To get into the show, you have to prove that you are an authorized buyer and representative for your company. And you have to do so with not one, but two forms of business ID. What the hell is a business ID? As it turns out, the show would accept a corporate credit card, a pay stub, a business card, a tax ID number, or a business check. Gah! We are a legitimate small business, I promise you that. But I get paid on commission for my sales, so I don't really have access to that stuff.
Luckily, David and I both have Sam's Club business memberships through Gurnet Trading. One form of ID down, one to go.
Anyone with a printer and a local office supply store can create a business card. So that was our plan, we would print off some home grown business cards. Now I will tell you this, Gurnet Trading has never before had business cards. Why would they? If someone walks into the restaurant and asks for a phone number or contact information, we hand them a take-out menu. For ten years, the world has come to us; attending this trade show is our first step to taking Gurnet to the world.

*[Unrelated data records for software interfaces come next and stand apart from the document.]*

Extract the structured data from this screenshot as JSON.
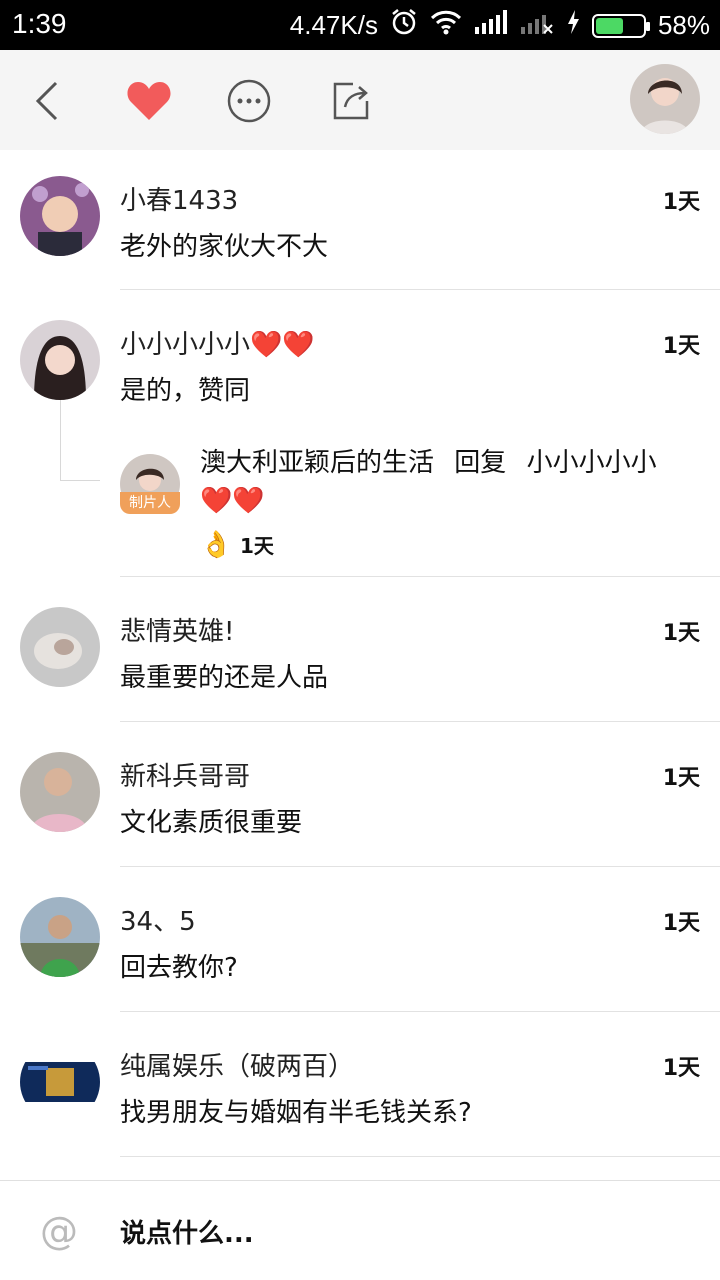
{
  "status_bar": {
    "time": "1:39",
    "speed": "4.47K/s",
    "battery": "58%",
    "battery_level": 0.58,
    "icons": [
      "alarm-icon",
      "wifi-icon",
      "signal-icon",
      "signal-none-icon",
      "charging-icon",
      "battery-icon"
    ]
  },
  "toolbar": {
    "icons": [
      "back-icon",
      "heart-icon",
      "more-icon",
      "share-icon"
    ],
    "accent": "#f25b5b"
  },
  "comments": [
    {
      "name": "小春1433",
      "text": "老外的家伙大不大",
      "time": "1天"
    },
    {
      "name": "小小小小小❤️❤️",
      "text": "是的，赞同",
      "time": "1天",
      "reply": {
        "badge": "制片人",
        "author": "澳大利亚颖后的生活",
        "verb": "回复",
        "target": "小小小小小",
        "hearts": "❤️❤️",
        "emoji": "👌",
        "time": "1天"
      }
    },
    {
      "name": "悲情英雄!",
      "text": "最重要的还是人品",
      "time": "1天"
    },
    {
      "name": "新科兵哥哥",
      "text": "文化素质很重要",
      "time": "1天"
    },
    {
      "name": "34、5",
      "text": "回去教你?",
      "time": "1天"
    },
    {
      "name": "纯属娱乐（破两百）",
      "text": "找男朋友与婚姻有半毛钱关系?",
      "time": "1天"
    }
  ],
  "input": {
    "placeholder": "说点什么..."
  }
}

Staples, the only office supply store within 30 miles, is a half hour drive and I hadn't made it a point to get to the other side of town. So, 8 am Sunday morning (the day of the show) I found myself driving across town on a mission for card stock. I opted to stop at Wal-Mart (5 minutes closer and 10x the hassle) in hopes of finding some cheaper card stock for last-minute-thrown-together-"business"-cards. Alas, they had card stock but it was for ink jet printers only and I have a laser print. I continued on my journey only to find that Staples wouldn't open for another two hours. Back to Walmart, I would have to take my chances with the inkjet cards. There is nothing quite like starting your morning off with two trips to the mecca that is Wal-Mart in rural Maine.
Slightly curled business cards and Sam's Club membership ID's in hand, we arrive at the show around noon. With little more than a cursory look at our business cards, we gained entry.

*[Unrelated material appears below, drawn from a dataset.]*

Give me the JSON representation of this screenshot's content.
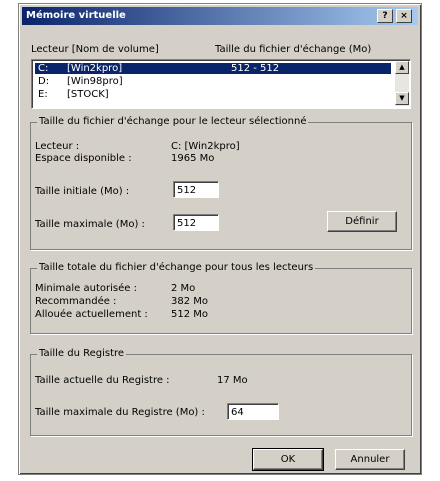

|A lobster price display board by Big Impressionz of Biddeford, ME|
Almost immediately we set eyes on awesomeness in the form of giant plastic lobsters. I want one. I'm not exactly sure what we will do with it, but we will figure it out. The company also makes a pretty sweet lobster price display board that is probably more practical and cost effective than an 8 foot lobster.
|Moxie Jelly from Better Than Average in |
Mechanic Falls, ME
What? Moxie flavored jelly? That is crazy. Ok, so here's the back story for those of you that aren't from Maine. It is our Official State Soft Drink. Since when do states have an official soda? Anyway, it is made out of gentian root and is some pretty bitter stuff. It's like root beer with a kick in the pants and an after taste that keeps on giving. We love it. Well not me, personally. I can only stand the stuff when it's mixed with amaretto. But we, Mainers, drink the hell out of it and it is a source of cultural pride.
Better Than Average is a jam, jelly, and sauce company based in Mechanic Falls, ME and they have the goods. They have developed a Moxie flavored jelly. It has that distinctive Moxie flavor, while being slightly mellowed so that your toast doesn't grow legs and run away. I am a fan of this product for two reasons. One, it is unique. Two, it is distinctly Maine. What do you guys think? Do you think people out on the Left Coast getting a box of live lobsters and crab cakes delivered would want to add on a jar of Moxie jelly to get a little more of the Maine experience shipped to their door?
On another note about this small local company, they had a nice medium spiced Raspberry Jalapeno jelly that I think would be tasty with our crab cakes.
|Chocolate Seafood from Safe Harbor Confections in |
They have fish, sailboats, lobsters, lighthouses. Even a puffin. Let me ask you this, how can you not love a chocolate puffin?
Jams and Jellies
I have decided that Mainers take their jams and jellies very seriously. It seemed like every other vendor was selling some sort of a jam. There were the classics like blueberry and strawberry, but there were also plenty to choose from that had habaneros, jalapenos, garlic, ginger, and more. Even with all the selection, I was a bit disappointed. I had attended the show hoping to spark some ideas, but also to find a nice chutney or sauce that would go well with some of our seafood (particularly the crab cakes). And what I found is that there were very few savory sauces to be had. Even the spicy jams were fairly sweet.
I am on the hunt for a locally made savory sauce that has a slight kick and a nice texture. Let me know if you know of something like that. Sure I could make one myself, but I'm in the seafood business and I want to focus on my fish and lobsters, not the extras. My hands are full enough without going into the jelly business, which already seems to be jam packed full. Sorry . . . that was bad. I just can't help myself.
The most surprising thing about the show? How many vendors recognized our brand. David and I were sporting our shirts and got noticed. Wicked Joe, the Brunswick coffee roaster was there and chatted us up about our lobster rolls. Robinhood Meetinghouse, a delicious biscuit maker in Bath, recognized us immediately. And there were others that randomly approached us and commented on our food. That felt pretty good. We are just a small fish market and take-out but have gained the recognition of our peers in the Midcoast community.
Check in next week. Gurnet Trading is going to the Maine Restaurant and Lodging Expo. Hopefully we find some more good stuff. Oh and happy Easter!